What the Romans did for fun
- November 12, 2021
- Daisy Dunn
Blame the pandemic; blame social media, but as winter rolls around again it can feel as if we've forgotten how truly to celebrate. But antiquity offers us the key to re-learning how to have fun, as opposed to merely pretending we are.
This is about the time of year when people begin to moan about that curiously modern phenomenon known as ‘the pressure to have fun.’ Invitations are rolling in, the seasonal WhatsApp groups have resumed and bookings are open for New Year’s Eve, the one night of the year when fun is absolutely obligatory.
It is also the time of year when the ancient world seems to come most palpably back to life. For the Romans, as for us, the approach of the winter solstice in December heralded the beginning of the party season that accompanied a major religious festival. The Saturnalia, so-named after the god of time and the seasons, took the form of a week-long holiday during which work and business ceased. There was a lot of eating, drinking, joking and exchanging of novelty presents, and people generally lightened up. The writings of the second-century satirist Lucian describe the playing of games similar to apple-bobbing, and gambling was very popular.
It is reasonable to assume that some of the customs observed during the Saturnalia collided with those surrounding Christmas.
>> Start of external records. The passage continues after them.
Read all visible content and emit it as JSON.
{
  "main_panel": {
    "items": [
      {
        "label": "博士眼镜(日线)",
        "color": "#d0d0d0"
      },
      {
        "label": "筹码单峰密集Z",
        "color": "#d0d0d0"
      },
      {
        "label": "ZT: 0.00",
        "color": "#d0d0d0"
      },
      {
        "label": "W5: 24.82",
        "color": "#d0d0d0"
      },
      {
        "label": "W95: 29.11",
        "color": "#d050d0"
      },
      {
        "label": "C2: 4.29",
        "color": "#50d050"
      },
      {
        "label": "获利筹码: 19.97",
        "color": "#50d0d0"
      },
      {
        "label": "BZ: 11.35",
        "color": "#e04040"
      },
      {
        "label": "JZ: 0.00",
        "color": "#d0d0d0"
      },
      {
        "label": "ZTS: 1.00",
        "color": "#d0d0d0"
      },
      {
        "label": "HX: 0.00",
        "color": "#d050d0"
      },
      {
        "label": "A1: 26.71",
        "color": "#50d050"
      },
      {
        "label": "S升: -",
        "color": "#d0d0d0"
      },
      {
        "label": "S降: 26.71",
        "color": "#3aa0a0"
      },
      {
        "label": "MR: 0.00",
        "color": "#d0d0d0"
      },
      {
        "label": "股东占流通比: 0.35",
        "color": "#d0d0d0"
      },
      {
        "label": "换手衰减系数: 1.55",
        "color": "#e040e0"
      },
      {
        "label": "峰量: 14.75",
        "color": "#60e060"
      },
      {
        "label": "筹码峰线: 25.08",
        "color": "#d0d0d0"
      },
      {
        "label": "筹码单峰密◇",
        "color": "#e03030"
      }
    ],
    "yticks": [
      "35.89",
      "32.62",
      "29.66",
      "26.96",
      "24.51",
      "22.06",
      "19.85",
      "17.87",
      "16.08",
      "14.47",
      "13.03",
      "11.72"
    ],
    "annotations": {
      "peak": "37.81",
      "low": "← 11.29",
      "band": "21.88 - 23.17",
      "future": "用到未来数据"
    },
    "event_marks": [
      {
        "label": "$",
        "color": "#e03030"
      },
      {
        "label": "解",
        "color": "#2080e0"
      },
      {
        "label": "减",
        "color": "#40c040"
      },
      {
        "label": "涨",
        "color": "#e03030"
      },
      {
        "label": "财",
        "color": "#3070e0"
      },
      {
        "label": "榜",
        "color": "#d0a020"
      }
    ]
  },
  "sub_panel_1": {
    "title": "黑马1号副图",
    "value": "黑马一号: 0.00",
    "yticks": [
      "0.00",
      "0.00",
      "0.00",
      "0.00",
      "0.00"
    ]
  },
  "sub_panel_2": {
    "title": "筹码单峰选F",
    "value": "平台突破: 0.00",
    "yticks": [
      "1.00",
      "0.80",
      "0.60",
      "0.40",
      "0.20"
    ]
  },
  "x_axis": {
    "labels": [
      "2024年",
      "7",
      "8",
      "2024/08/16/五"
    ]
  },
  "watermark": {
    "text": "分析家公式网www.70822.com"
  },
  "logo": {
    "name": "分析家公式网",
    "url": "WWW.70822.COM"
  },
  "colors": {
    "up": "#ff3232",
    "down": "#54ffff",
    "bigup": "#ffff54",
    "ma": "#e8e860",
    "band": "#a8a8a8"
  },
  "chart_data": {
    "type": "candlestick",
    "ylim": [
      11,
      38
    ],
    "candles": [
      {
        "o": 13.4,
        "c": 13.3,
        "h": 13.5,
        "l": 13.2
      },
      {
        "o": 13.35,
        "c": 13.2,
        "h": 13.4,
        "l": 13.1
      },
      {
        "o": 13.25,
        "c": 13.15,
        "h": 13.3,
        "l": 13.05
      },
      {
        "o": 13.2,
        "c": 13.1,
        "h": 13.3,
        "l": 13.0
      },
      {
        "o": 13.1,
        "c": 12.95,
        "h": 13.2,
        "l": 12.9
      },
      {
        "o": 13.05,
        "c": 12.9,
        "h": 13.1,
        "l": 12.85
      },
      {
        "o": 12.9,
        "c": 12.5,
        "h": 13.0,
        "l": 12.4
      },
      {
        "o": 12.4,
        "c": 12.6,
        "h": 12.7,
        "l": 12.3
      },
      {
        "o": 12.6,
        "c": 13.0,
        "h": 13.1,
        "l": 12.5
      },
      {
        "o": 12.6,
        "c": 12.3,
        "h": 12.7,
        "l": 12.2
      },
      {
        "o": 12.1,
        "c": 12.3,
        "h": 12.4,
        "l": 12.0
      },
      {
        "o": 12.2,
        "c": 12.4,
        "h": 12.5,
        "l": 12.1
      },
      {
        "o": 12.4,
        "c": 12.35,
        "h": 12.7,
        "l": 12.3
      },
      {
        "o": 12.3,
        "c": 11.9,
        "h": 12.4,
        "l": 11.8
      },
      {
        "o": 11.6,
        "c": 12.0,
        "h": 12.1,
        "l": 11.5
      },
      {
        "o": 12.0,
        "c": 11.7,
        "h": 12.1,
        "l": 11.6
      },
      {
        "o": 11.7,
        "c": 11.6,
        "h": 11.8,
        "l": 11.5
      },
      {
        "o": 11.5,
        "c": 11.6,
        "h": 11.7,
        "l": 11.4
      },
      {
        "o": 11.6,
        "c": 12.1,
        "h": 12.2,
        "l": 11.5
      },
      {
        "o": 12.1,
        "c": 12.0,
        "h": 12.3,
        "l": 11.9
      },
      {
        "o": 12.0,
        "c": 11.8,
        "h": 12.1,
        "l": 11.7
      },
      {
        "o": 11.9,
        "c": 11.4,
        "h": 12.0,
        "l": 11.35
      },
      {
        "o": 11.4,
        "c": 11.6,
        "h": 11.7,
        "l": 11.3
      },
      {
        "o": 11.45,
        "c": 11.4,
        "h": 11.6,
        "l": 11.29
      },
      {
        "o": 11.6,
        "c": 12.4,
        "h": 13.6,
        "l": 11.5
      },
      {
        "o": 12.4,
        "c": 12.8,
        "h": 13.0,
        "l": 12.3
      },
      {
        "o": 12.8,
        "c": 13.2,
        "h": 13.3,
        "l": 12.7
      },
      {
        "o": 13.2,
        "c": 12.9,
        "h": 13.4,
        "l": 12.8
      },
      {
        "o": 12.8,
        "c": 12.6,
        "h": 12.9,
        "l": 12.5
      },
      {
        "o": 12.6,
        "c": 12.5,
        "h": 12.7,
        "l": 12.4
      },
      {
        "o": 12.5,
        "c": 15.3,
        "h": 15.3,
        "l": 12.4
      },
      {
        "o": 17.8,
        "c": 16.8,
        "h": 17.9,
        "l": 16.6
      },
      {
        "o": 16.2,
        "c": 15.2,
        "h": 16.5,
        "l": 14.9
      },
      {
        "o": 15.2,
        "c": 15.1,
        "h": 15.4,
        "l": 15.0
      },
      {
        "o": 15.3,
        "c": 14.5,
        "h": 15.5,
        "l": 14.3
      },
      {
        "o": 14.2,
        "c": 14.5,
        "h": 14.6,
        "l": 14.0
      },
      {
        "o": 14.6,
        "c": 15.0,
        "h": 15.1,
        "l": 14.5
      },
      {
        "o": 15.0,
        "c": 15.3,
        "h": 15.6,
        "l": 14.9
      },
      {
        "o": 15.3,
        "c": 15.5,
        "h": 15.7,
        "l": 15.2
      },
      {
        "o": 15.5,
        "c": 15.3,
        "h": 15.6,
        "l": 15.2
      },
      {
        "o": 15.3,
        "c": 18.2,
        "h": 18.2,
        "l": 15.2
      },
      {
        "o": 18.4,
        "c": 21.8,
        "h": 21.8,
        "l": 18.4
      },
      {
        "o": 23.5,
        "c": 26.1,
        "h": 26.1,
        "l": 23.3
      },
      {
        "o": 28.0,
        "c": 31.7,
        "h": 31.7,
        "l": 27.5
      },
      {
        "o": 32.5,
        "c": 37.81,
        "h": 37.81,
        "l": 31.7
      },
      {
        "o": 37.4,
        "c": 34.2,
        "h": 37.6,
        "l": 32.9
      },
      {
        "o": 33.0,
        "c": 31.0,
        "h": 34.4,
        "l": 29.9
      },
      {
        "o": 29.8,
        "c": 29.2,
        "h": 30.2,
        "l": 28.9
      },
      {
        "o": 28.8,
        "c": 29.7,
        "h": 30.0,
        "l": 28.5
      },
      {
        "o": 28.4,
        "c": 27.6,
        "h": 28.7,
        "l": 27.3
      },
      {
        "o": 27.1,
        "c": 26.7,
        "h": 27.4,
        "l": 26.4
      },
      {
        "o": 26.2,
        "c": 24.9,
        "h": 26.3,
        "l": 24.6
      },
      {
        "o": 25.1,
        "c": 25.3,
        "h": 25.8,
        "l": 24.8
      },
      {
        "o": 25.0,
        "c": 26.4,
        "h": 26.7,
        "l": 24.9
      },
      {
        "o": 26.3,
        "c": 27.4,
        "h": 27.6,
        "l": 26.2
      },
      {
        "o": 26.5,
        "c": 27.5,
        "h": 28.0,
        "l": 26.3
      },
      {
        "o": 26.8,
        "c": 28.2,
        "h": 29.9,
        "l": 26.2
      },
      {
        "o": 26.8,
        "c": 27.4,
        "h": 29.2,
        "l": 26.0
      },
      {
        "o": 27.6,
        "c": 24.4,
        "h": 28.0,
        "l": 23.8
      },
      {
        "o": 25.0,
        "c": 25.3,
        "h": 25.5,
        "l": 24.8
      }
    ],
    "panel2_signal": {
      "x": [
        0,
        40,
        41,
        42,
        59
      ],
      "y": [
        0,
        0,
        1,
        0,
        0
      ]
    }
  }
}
The Roman holiday was still being celebrated long after the mid-fourth century when the birth of Christ began to be marked on 25 December. Given the overlap of traditions, we might well look to the Saturnalia-celebrating Romans as guides in the run-up to our winter season, but we might also ask, why stop there? We could do worse than to consider the Romans’ attitude to fun all year round.
Blame the pandemic, but the truth is we have been forgetting how actually to have fun – as opposed to simply pretending to – for years. Social media has a lot to answer for when it comes to keeping up appearances. How many of us would plead guilty to attending a party simply to document doing something other than nothing? Inhabitants of ancient Rome did not save up their moments of celebration to be witnessed and scrutinised. The sheer number of days of each month given over to festivals and feasting precluded them from investing too much thought in what was expected of them.
It’s true that many of these events would challenge our understanding of what is enjoyable. One festival held in February, Lupercalia, involved whipping young women with goat skins to enhance their fertility. But the religious dimension of Roman festivals did much to alleviate any feeling that participants were getting drunk, eating too much and playing idle simply for the sake of it. Animal sacrifices, after all, were gifts for the gods, who kindly lent a share. These feasts were guilt-free.
I often think of the Roman attitude to good humour when I get a clever but far from side-splitting cracker joke. It says a lot that Cicero had a reputation in antiquity for his jokes. Reading some of his writings, you could be forgiven for thinking him rather dour and straight-laced, but look carefully at his speeches, and you can easily imagine where he paused in anticipation of laughter. He was obviously very proud of his puns, quips and witty coinages, which included the branding of Clodia Metelli, the widow of a senator, as ‘a Palatine Medea,’ a phrase that encapsulated her reputation as a wealthy murderess.
Then, as now, fun was often to be had at the expense of other people. The great comedian Aristophanes had led the way in directing slurs at the rich and powerful in fifth-century BC Athens. If the modern legacy of his plays lies in political satire and cartoons, then the freedom of expression he exhibited in his jibes is at threat of being extinguished by the fear of causing offence. The ancients did not always get right the balance between making fun and lampooning to the point of cruelty, but there is much to be said for analysing where they fell short, and embracing the example of trial and error.
What emerges particularly clearly from ancient sources is that fun always has been, to some extent, a matter of personal taste. While both Greeks and Romans were united by festivals and ceremonies that enforced a collective sense of celebration, there were always grumblers, who found their own fun in complaining and criticising or simply wishing they were somewhere else instead. The truth of this was brought home to me when I went from writing the biography of the Latin love poet Catullus, who considered the Saturnalia ‘the very best of days,’ to that of Pliny the Elder and Pliny the Younger – the latter liked nothing better than to lock himself away in a soundproof room for the duration of the festival in order to work.
There may always have existed people who are curmudgeonly about fun, but the ancient spirit for taking it as it comes – another day, another feast – yet living each for the moment, is perhaps the most palatable antidote we can take to the long build-up to a season when fun is a societal expectation rather than a promise.